» **Source material**

###

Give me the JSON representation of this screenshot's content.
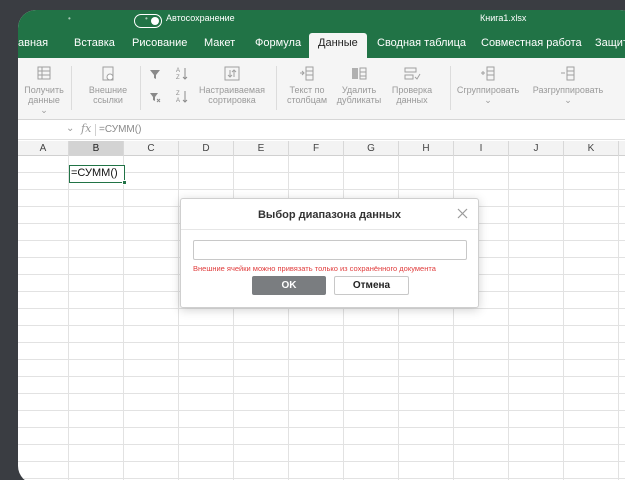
{
  "titlebar": {
    "autosave_label": "Автосохранение",
    "filename": "Книга1.xlsx"
  },
  "tabs": [
    {
      "label": "авная"
    },
    {
      "label": "Вставка"
    },
    {
      "label": "Рисование"
    },
    {
      "label": "Макет"
    },
    {
      "label": "Формула"
    },
    {
      "label": "Данные",
      "active": true
    },
    {
      "label": "Сводная таблица"
    },
    {
      "label": "Совместная работа"
    },
    {
      "label": "Защит"
    }
  ],
  "ribbon": {
    "get_data": {
      "line1": "Получить",
      "line2": "данные ⌄"
    },
    "external_links": {
      "line1": "Внешние",
      "line2": "ссылки"
    },
    "custom_sort": {
      "line1": "Настраиваемая",
      "line2": "сортировка"
    },
    "text_to_columns": {
      "line1": "Текст по",
      "line2": "столбцам"
    },
    "remove_duplicates": {
      "line1": "Удалить",
      "line2": "дубликаты"
    },
    "data_validation": {
      "line1": "Проверка",
      "line2": "данных"
    },
    "group": {
      "line1": "Сгруппировать",
      "line2": "⌄"
    },
    "ungroup": {
      "line1": "Разгруппировать",
      "line2": "⌄"
    }
  },
  "formula_bar": {
    "fx": "fx",
    "content": "=СУММ()"
  },
  "columns": [
    "A",
    "B",
    "C",
    "D",
    "E",
    "F",
    "G",
    "H",
    "I",
    "J",
    "K"
  ],
  "selected_column": "B",
  "active_cell": {
    "value": "=СУММ()"
  },
  "dialog": {
    "title": "Выбор диапазона данных",
    "input_value": "",
    "error": "Внешние ячейки можно привязать только из сохранённого документа",
    "ok_label": "OK",
    "cancel_label": "Отмена"
  },
  "colors": {
    "brand_green": "#217346",
    "error_red": "#e03c3c",
    "ok_button": "#7a7d80"
  }
}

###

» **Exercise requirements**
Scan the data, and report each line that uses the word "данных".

» **Answer**
      "line2": "данных"
    "title": "Выбор диапазона данных",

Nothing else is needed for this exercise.